■ **Extracted records**

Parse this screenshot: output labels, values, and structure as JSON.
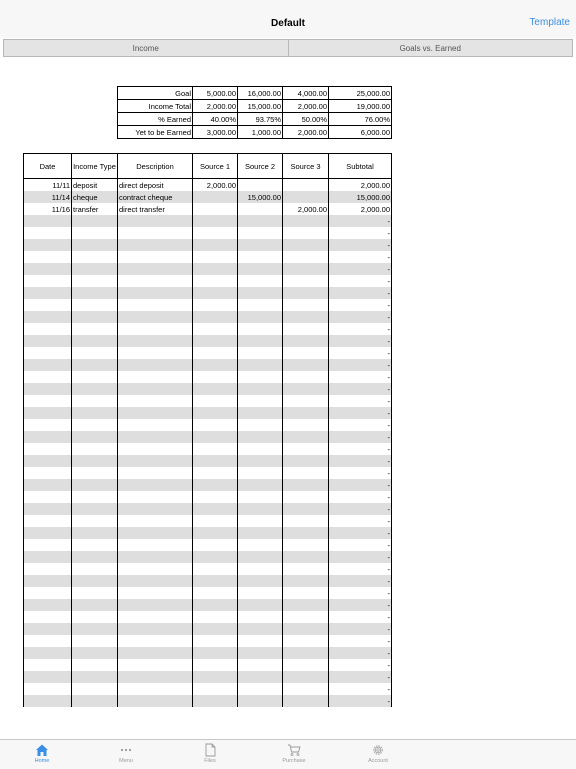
{
  "nav": {
    "title": "Default",
    "right_button": "Template"
  },
  "segments": [
    "Income",
    "Goals vs. Earned"
  ],
  "summary": [
    [
      "Goal",
      "5,000.00",
      "16,000.00",
      "4,000.00",
      "25,000.00"
    ],
    [
      "Income Total",
      "2,000.00",
      "15,000.00",
      "2,000.00",
      "19,000.00"
    ],
    [
      "% Earned",
      "40.00%",
      "93.75%",
      "50.00%",
      "76.00%"
    ],
    [
      "Yet to be Earned",
      "3,000.00",
      "1,000.00",
      "2,000.00",
      "6,000.00"
    ]
  ],
  "ledger": {
    "headers": [
      "Date",
      "Income Type",
      "Description",
      "Source 1",
      "Source 2",
      "Source 3",
      "Subtotal"
    ],
    "rows": [
      [
        "11/11",
        "deposit",
        "direct deposit",
        "2,000.00",
        "",
        "",
        "2,000.00"
      ],
      [
        "11/14",
        "cheque",
        "contract cheque",
        "",
        "15,000.00",
        "",
        "15,000.00"
      ],
      [
        "11/16",
        "transfer",
        "direct transfer",
        "",
        "",
        "2,000.00",
        "2,000.00"
      ]
    ],
    "empty_subtotal": "-"
  },
  "tabs": [
    {
      "label": "Home",
      "icon": "home-icon",
      "active": true
    },
    {
      "label": "Menu",
      "icon": "ellipsis-icon",
      "active": false
    },
    {
      "label": "Files",
      "icon": "file-icon",
      "active": false
    },
    {
      "label": "Purchase",
      "icon": "cart-icon",
      "active": false
    },
    {
      "label": "Account",
      "icon": "gear-icon",
      "active": false
    }
  ],
  "colors": {
    "accent": "#3a8ee6",
    "stripe": "#dedede"
  }
}
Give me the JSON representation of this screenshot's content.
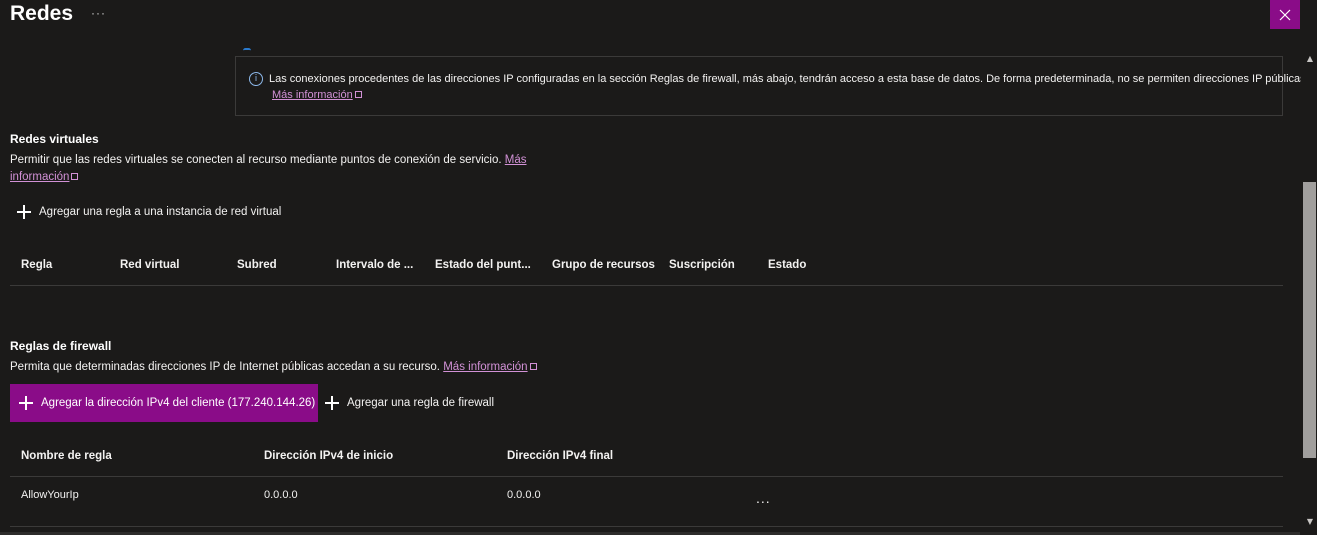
{
  "header": {
    "title": "Redes",
    "more": "···"
  },
  "info": {
    "icon": "info-icon",
    "text": "Las conexiones procedentes de las direcciones IP configuradas en la sección Reglas de firewall, más abajo, tendrán acceso a esta base de datos. De forma predeterminada, no se permiten direcciones IP públicas.",
    "link": "Más información"
  },
  "virtual_networks": {
    "heading": "Redes virtuales",
    "description": "Permitir que las redes virtuales se conecten al recurso mediante puntos de conexión de servicio.",
    "link_part1": "Más",
    "link_part2": "información",
    "add_rule": "Agregar una regla a una instancia de red virtual",
    "columns": [
      "Regla",
      "Red virtual",
      "Subred",
      "Intervalo de ...",
      "Estado del punt...",
      "Grupo de recursos",
      "Suscripción",
      "Estado"
    ]
  },
  "firewall": {
    "heading": "Reglas de firewall",
    "description": "Permita que determinadas direcciones IP de Internet públicas accedan a su recurso.",
    "link": "Más información",
    "add_client_ip": "Agregar la dirección IPv4 del cliente (177.240.144.26)",
    "add_rule": "Agregar una regla de firewall",
    "columns": [
      "Nombre de regla",
      "Dirección IPv4 de inicio",
      "Dirección IPv4 final"
    ],
    "rows": [
      {
        "name": "AllowYourIp",
        "start": "0.0.0.0",
        "end": "0.0.0.0",
        "more": "..."
      }
    ]
  },
  "colors": {
    "accent": "#8a0c88",
    "link": "#d291d6",
    "background": "#1b1a19"
  }
}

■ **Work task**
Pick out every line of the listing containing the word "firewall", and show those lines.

■ **Written response**
    "text": "Las conexiones procedentes de las direcciones IP configuradas en la sección Reglas de firewall, más abajo, tendrán acceso a esta base de datos. De forma predeterminada, no se permiten direcciones IP públicas.",
  "firewall": {
    "heading": "Reglas de firewall",
    "add_rule": "Agregar una regla de firewall",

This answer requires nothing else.